# [SUPPLIED RECORDS]
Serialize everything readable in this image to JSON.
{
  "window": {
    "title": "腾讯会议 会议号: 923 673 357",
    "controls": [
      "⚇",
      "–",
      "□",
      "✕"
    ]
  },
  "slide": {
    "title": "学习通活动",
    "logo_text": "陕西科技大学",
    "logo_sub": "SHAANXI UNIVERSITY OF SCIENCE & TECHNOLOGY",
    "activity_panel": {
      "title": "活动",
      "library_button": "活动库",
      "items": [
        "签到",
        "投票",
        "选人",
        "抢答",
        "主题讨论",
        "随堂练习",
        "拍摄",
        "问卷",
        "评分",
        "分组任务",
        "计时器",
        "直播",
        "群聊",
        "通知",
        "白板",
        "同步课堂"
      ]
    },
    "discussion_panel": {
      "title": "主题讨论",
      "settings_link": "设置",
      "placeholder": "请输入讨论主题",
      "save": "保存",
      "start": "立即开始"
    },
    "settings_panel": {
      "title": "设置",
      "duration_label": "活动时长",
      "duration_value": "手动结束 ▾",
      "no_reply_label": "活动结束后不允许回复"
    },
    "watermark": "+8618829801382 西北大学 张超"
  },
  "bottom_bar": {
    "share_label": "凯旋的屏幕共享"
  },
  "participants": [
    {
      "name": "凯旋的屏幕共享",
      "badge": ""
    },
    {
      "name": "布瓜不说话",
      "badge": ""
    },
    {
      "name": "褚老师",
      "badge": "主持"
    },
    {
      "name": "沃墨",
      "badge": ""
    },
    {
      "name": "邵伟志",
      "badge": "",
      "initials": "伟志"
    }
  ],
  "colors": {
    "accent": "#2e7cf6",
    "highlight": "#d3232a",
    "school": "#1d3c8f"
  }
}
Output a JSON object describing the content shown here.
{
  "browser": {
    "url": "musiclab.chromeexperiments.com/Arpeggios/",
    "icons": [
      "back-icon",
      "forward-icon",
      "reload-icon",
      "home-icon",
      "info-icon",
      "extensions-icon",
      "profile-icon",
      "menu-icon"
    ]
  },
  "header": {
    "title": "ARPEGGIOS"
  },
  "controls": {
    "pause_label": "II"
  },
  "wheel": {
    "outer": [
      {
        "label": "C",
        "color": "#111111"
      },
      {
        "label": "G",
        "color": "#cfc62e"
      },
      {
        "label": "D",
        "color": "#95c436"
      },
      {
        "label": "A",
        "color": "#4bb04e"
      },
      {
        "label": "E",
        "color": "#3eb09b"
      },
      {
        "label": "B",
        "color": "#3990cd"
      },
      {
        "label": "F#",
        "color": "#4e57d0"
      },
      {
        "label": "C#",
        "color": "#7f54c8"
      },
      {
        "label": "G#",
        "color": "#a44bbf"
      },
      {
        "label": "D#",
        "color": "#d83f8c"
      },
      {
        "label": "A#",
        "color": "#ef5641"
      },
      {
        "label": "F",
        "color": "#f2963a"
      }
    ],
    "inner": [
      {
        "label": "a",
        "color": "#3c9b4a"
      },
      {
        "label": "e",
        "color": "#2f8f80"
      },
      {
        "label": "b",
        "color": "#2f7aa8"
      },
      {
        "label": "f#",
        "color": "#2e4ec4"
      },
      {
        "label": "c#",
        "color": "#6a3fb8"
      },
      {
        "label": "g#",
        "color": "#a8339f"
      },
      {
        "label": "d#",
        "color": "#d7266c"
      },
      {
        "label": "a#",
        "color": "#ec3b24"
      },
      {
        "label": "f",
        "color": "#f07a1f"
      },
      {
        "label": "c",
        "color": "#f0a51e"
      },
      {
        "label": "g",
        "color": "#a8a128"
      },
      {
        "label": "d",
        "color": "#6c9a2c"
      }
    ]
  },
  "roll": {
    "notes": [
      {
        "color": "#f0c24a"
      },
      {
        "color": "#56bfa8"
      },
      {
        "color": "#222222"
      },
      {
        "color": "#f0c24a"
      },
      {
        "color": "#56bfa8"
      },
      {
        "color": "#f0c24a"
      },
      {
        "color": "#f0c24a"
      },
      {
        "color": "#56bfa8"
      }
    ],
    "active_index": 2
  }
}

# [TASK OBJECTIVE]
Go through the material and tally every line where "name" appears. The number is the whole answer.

# [RESPONSE TO THE TASK]
5